      • Yes Terry, but criticism is nothing more than an extension of opinion. Of course I recognize that everyone has their own distinct interpretation of art. I’m not asking you to subscribe to any line of thought, just offering my own take on the band and nothing else. I’d love to hear your take as well.

  2. SiriusXMU just did an ‘Old School’ show with Interpol. i listened to it because, hell, i cannot escape the radio and i love it. they discussed “Turn On The Bright Lights.” apparently it’s the record’s 10th anniversary. i’m not sure i get it, but people love this band. i tried to link you to it, but a creeping-around-bootleg-from-work might have to do the trick.

  3. I think the greatest problem with the last 2 albums is over-complexity instead of simplicity. I put the blame on carlos because he swifted more to playing piano. nearly every track has standard interpol arrangement of 2 guitars, vocals, drums and bass, but then it has about 3 layers of keys, violins, and in particular on the S/T a weird echoing effect on the vocals. Its becomes to much and ruins a lot the songs (For Example Summer Well). but your right the lyrics are a bit of a problem

    • I think you need to attribute at least some of it to a general decline in songwriting as well- again, for example, even a stripped-down “Summer Well” would have no place on the first two albums- but I completely agree with what you’re saying. Hell, the entirety of bright lights can be played effectively on three instruments. Good points.

  4. Totally disagree. S/T is totally and completely superior to TOTBL in virtually every way: Production, Arrangement, Concept, Performance.

    TOTBL was a great debut record, but it is buried under a haze of nostalgia that has people thinking the songs were better than they actually were. And don’t get me wrong- I can recall with absolute clarity the moment I was standing in a record store in Portland, despondently looking at a bunch of records I had no real interest in, and hearing “Untitled” come out of nowhere on the store’s system. I walked around for the length of the next 4 tunes before finally walking up to the register and asking who this was, semi-incredulously. I bought the record immediately and listened to almost nothing else for the next 6 months.

    But if TOTBL is perhaps a more cohesive record than the next two offerings, that is only because the highs aren’t as high (and the lows, admittedly, aren’t as low— “Slow Hands” and “Who Do You Think” are simply terrible).

    Maybe this is a symptom of the fact that the segment of the fanbase that adores TOTBL and has been clamoring for the band to copy it ad infinitum also loves The White Stripes, The Strokes and the very aptly named Yeah Yeah Yeahs…bands that I find boring beyond belief. Credit to Jack White for being able to actually play his guitar, but other than that, blech. Sub-Kinks level crap.
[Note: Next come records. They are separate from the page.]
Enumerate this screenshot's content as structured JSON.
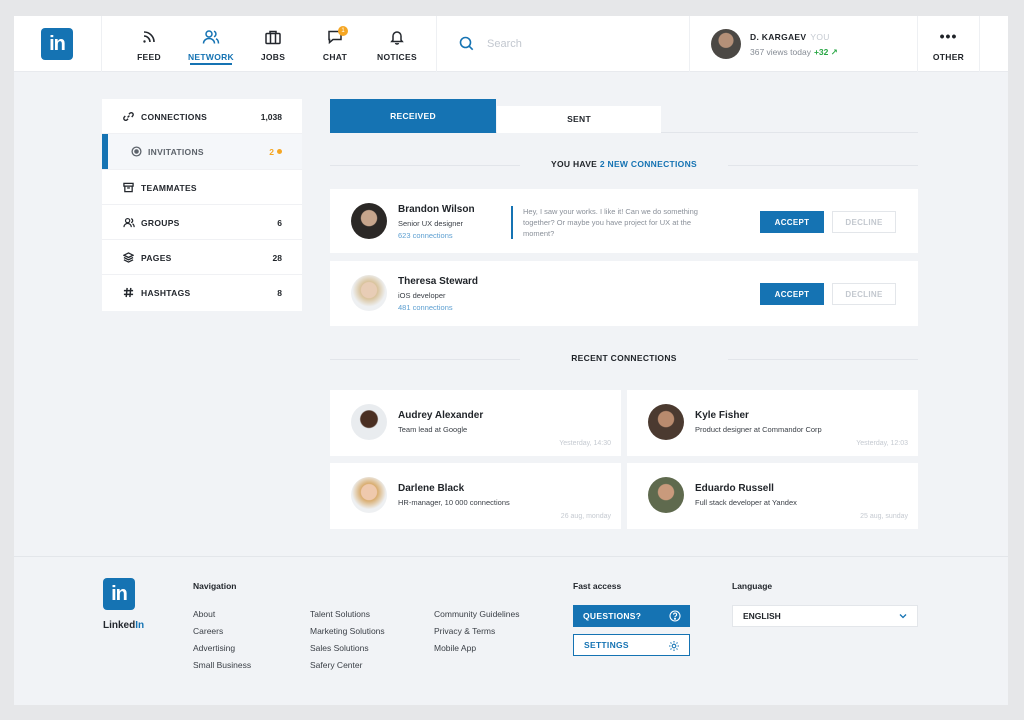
{
  "header": {
    "logo": "in",
    "nav": [
      {
        "label": "FEED",
        "icon": "rss-icon"
      },
      {
        "label": "NETWORK",
        "icon": "users-icon"
      },
      {
        "label": "JOBS",
        "icon": "briefcase-icon"
      },
      {
        "label": "CHAT",
        "icon": "chat-icon",
        "badge": "1"
      },
      {
        "label": "NOTICES",
        "icon": "bell-icon"
      }
    ],
    "search_placeholder": "Search",
    "user": {
      "name": "D. KARGAEV",
      "you": "YOU",
      "views": "367 views today",
      "views_delta": "+32 ↗"
    },
    "other_label": "OTHER"
  },
  "sidebar": {
    "items": [
      {
        "label": "CONNECTIONS",
        "count": "1,038",
        "icon": "link-icon"
      },
      {
        "label": "INVITATIONS",
        "count": "2",
        "icon": "target-icon"
      },
      {
        "label": "TEAMMATES",
        "count": "",
        "icon": "archive-icon"
      },
      {
        "label": "GROUPS",
        "count": "6",
        "icon": "group-icon"
      },
      {
        "label": "PAGES",
        "count": "28",
        "icon": "layers-icon"
      },
      {
        "label": "HASHTAGS",
        "count": "8",
        "icon": "hashtag-icon"
      }
    ]
  },
  "tabs": {
    "received": "RECEIVED",
    "sent": "SENT"
  },
  "invitations": {
    "title_prefix": "YOU HAVE",
    "title_highlight": "2 NEW CONNECTIONS",
    "items": [
      {
        "name": "Brandon Wilson",
        "role": "Senior UX designer",
        "connections": "623 connections",
        "message": "Hey, I saw your works. I like it! Can we do something together? Or maybe you have project for UX at the moment?"
      },
      {
        "name": "Theresa Steward",
        "role": "iOS developer",
        "connections": "481 connections",
        "message": ""
      }
    ],
    "accept_label": "ACCEPT",
    "decline_label": "DECLINE"
  },
  "recent": {
    "title": "RECENT CONNECTIONS",
    "items": [
      {
        "name": "Audrey Alexander",
        "role": "Team lead at Google",
        "time": "Yesterday, 14:30"
      },
      {
        "name": "Kyle Fisher",
        "role": "Product designer at Commandor Corp",
        "time": "Yesterday, 12:03"
      },
      {
        "name": "Darlene Black",
        "role": "HR-manager, 10 000 connections",
        "time": "26 aug, monday"
      },
      {
        "name": "Eduardo Russell",
        "role": "Full stack developer at Yandex",
        "time": "25 aug, sunday"
      }
    ]
  },
  "footer": {
    "brand_prefix": "Linked",
    "brand_suffix": "In",
    "navigation_title": "Navigation",
    "nav_col1": [
      "About",
      "Careers",
      "Advertising",
      "Small Business"
    ],
    "nav_col2": [
      "Talent Solutions",
      "Marketing Solutions",
      "Sales Solutions",
      "Safery Center"
    ],
    "nav_col3": [
      "Community Guidelines",
      "Privacy & Terms",
      "Mobile App"
    ],
    "fast_access_title": "Fast access",
    "questions_label": "QUESTIONS?",
    "settings_label": "SETTINGS",
    "language_title": "Language",
    "language_value": "ENGLISH"
  },
  "colors": {
    "accent": "#1573b3",
    "badge": "#f5a623",
    "positive": "#29a745"
  }
}
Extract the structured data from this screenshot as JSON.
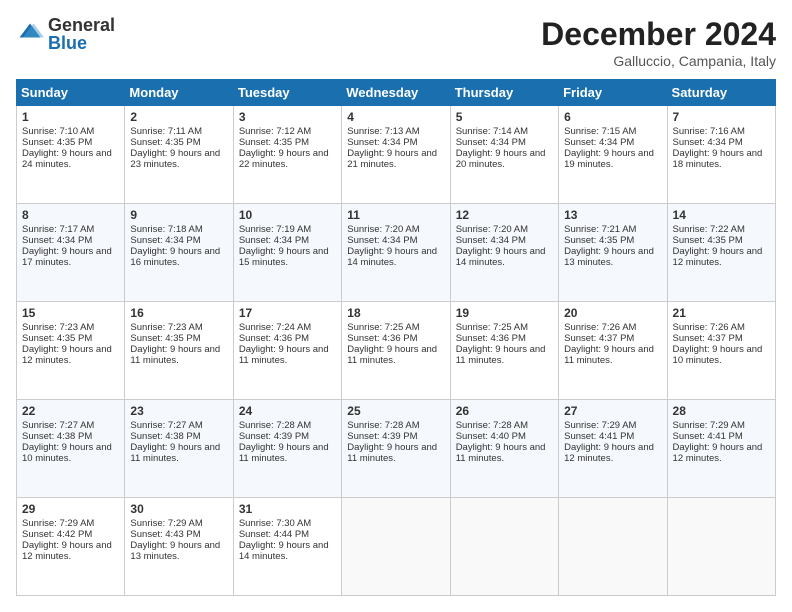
{
  "logo": {
    "general": "General",
    "blue": "Blue"
  },
  "header": {
    "month": "December 2024",
    "location": "Galluccio, Campania, Italy"
  },
  "days_of_week": [
    "Sunday",
    "Monday",
    "Tuesday",
    "Wednesday",
    "Thursday",
    "Friday",
    "Saturday"
  ],
  "weeks": [
    [
      {
        "day": "1",
        "sunrise": "Sunrise: 7:10 AM",
        "sunset": "Sunset: 4:35 PM",
        "daylight": "Daylight: 9 hours and 24 minutes."
      },
      {
        "day": "2",
        "sunrise": "Sunrise: 7:11 AM",
        "sunset": "Sunset: 4:35 PM",
        "daylight": "Daylight: 9 hours and 23 minutes."
      },
      {
        "day": "3",
        "sunrise": "Sunrise: 7:12 AM",
        "sunset": "Sunset: 4:35 PM",
        "daylight": "Daylight: 9 hours and 22 minutes."
      },
      {
        "day": "4",
        "sunrise": "Sunrise: 7:13 AM",
        "sunset": "Sunset: 4:34 PM",
        "daylight": "Daylight: 9 hours and 21 minutes."
      },
      {
        "day": "5",
        "sunrise": "Sunrise: 7:14 AM",
        "sunset": "Sunset: 4:34 PM",
        "daylight": "Daylight: 9 hours and 20 minutes."
      },
      {
        "day": "6",
        "sunrise": "Sunrise: 7:15 AM",
        "sunset": "Sunset: 4:34 PM",
        "daylight": "Daylight: 9 hours and 19 minutes."
      },
      {
        "day": "7",
        "sunrise": "Sunrise: 7:16 AM",
        "sunset": "Sunset: 4:34 PM",
        "daylight": "Daylight: 9 hours and 18 minutes."
      }
    ],
    [
      {
        "day": "8",
        "sunrise": "Sunrise: 7:17 AM",
        "sunset": "Sunset: 4:34 PM",
        "daylight": "Daylight: 9 hours and 17 minutes."
      },
      {
        "day": "9",
        "sunrise": "Sunrise: 7:18 AM",
        "sunset": "Sunset: 4:34 PM",
        "daylight": "Daylight: 9 hours and 16 minutes."
      },
      {
        "day": "10",
        "sunrise": "Sunrise: 7:19 AM",
        "sunset": "Sunset: 4:34 PM",
        "daylight": "Daylight: 9 hours and 15 minutes."
      },
      {
        "day": "11",
        "sunrise": "Sunrise: 7:20 AM",
        "sunset": "Sunset: 4:34 PM",
        "daylight": "Daylight: 9 hours and 14 minutes."
      },
      {
        "day": "12",
        "sunrise": "Sunrise: 7:20 AM",
        "sunset": "Sunset: 4:34 PM",
        "daylight": "Daylight: 9 hours and 14 minutes."
      },
      {
        "day": "13",
        "sunrise": "Sunrise: 7:21 AM",
        "sunset": "Sunset: 4:35 PM",
        "daylight": "Daylight: 9 hours and 13 minutes."
      },
      {
        "day": "14",
        "sunrise": "Sunrise: 7:22 AM",
        "sunset": "Sunset: 4:35 PM",
        "daylight": "Daylight: 9 hours and 12 minutes."
      }
    ],
    [
      {
        "day": "15",
        "sunrise": "Sunrise: 7:23 AM",
        "sunset": "Sunset: 4:35 PM",
        "daylight": "Daylight: 9 hours and 12 minutes."
      },
      {
        "day": "16",
        "sunrise": "Sunrise: 7:23 AM",
        "sunset": "Sunset: 4:35 PM",
        "daylight": "Daylight: 9 hours and 11 minutes."
      },
      {
        "day": "17",
        "sunrise": "Sunrise: 7:24 AM",
        "sunset": "Sunset: 4:36 PM",
        "daylight": "Daylight: 9 hours and 11 minutes."
      },
      {
        "day": "18",
        "sunrise": "Sunrise: 7:25 AM",
        "sunset": "Sunset: 4:36 PM",
        "daylight": "Daylight: 9 hours and 11 minutes."
      },
      {
        "day": "19",
        "sunrise": "Sunrise: 7:25 AM",
        "sunset": "Sunset: 4:36 PM",
        "daylight": "Daylight: 9 hours and 11 minutes."
      },
      {
        "day": "20",
        "sunrise": "Sunrise: 7:26 AM",
        "sunset": "Sunset: 4:37 PM",
        "daylight": "Daylight: 9 hours and 11 minutes."
      },
      {
        "day": "21",
        "sunrise": "Sunrise: 7:26 AM",
        "sunset": "Sunset: 4:37 PM",
        "daylight": "Daylight: 9 hours and 10 minutes."
      }
    ],
    [
      {
        "day": "22",
        "sunrise": "Sunrise: 7:27 AM",
        "sunset": "Sunset: 4:38 PM",
        "daylight": "Daylight: 9 hours and 10 minutes."
      },
      {
        "day": "23",
        "sunrise": "Sunrise: 7:27 AM",
        "sunset": "Sunset: 4:38 PM",
        "daylight": "Daylight: 9 hours and 11 minutes."
      },
      {
        "day": "24",
        "sunrise": "Sunrise: 7:28 AM",
        "sunset": "Sunset: 4:39 PM",
        "daylight": "Daylight: 9 hours and 11 minutes."
      },
      {
        "day": "25",
        "sunrise": "Sunrise: 7:28 AM",
        "sunset": "Sunset: 4:39 PM",
        "daylight": "Daylight: 9 hours and 11 minutes."
      },
      {
        "day": "26",
        "sunrise": "Sunrise: 7:28 AM",
        "sunset": "Sunset: 4:40 PM",
        "daylight": "Daylight: 9 hours and 11 minutes."
      },
      {
        "day": "27",
        "sunrise": "Sunrise: 7:29 AM",
        "sunset": "Sunset: 4:41 PM",
        "daylight": "Daylight: 9 hours and 12 minutes."
      },
      {
        "day": "28",
        "sunrise": "Sunrise: 7:29 AM",
        "sunset": "Sunset: 4:41 PM",
        "daylight": "Daylight: 9 hours and 12 minutes."
      }
    ],
    [
      {
        "day": "29",
        "sunrise": "Sunrise: 7:29 AM",
        "sunset": "Sunset: 4:42 PM",
        "daylight": "Daylight: 9 hours and 12 minutes."
      },
      {
        "day": "30",
        "sunrise": "Sunrise: 7:29 AM",
        "sunset": "Sunset: 4:43 PM",
        "daylight": "Daylight: 9 hours and 13 minutes."
      },
      {
        "day": "31",
        "sunrise": "Sunrise: 7:30 AM",
        "sunset": "Sunset: 4:44 PM",
        "daylight": "Daylight: 9 hours and 14 minutes."
      },
      null,
      null,
      null,
      null
    ]
  ]
}
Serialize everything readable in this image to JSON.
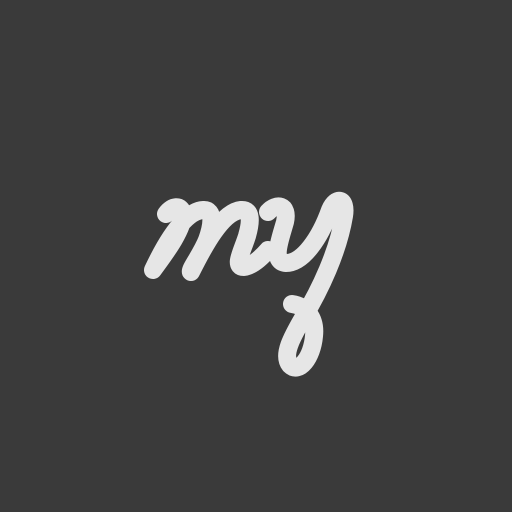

    The best thing about Interpol from the start was never their “indie cool”, their lo-fi production, their fashion sense, or the wall of reverb on their guitars– it was their precision and better-than-competent cohesion as a unit, combined with Banks’ vocal delivery and very unique lyrical sensibilities. Those things have only grown- Banks’ range on the 4th record vastly exceeds anything he did on the first two and the textures and layers are bottomless. As a whole record this one has a very traceable trajectory and it sounds huge and epic compared to TOTBL which sounds like what it is: a promising debut from a young and very green band. You are right that “Summer Well” wouldn’t have a place on the first two records—that’s because it’s a better song than the majority of those songs (You want to talk about tunes that start promising and then derail with terrible choruses: “Evil”.That opening line is the best thing about the whole tune). I am skeptical of listeners who dismiss this record out of hand and then talk about crappy indie rock bands who’ve never, ever made records half as interesting as this one.

Leave a Reply

Fill in your details below or click an icon to log in:

WordPress.com Logo

You are commenting using your WordPress.com account. Log Out / Change )

Twitter picture

You are commenting using your Twitter account. Log Out / Change )

Facebook photo

You are commenting using your Facebook account. Log Out / Change )

Google+ photo

You are commenting using your Google+ account. Log Out / Change )

Connecting to %s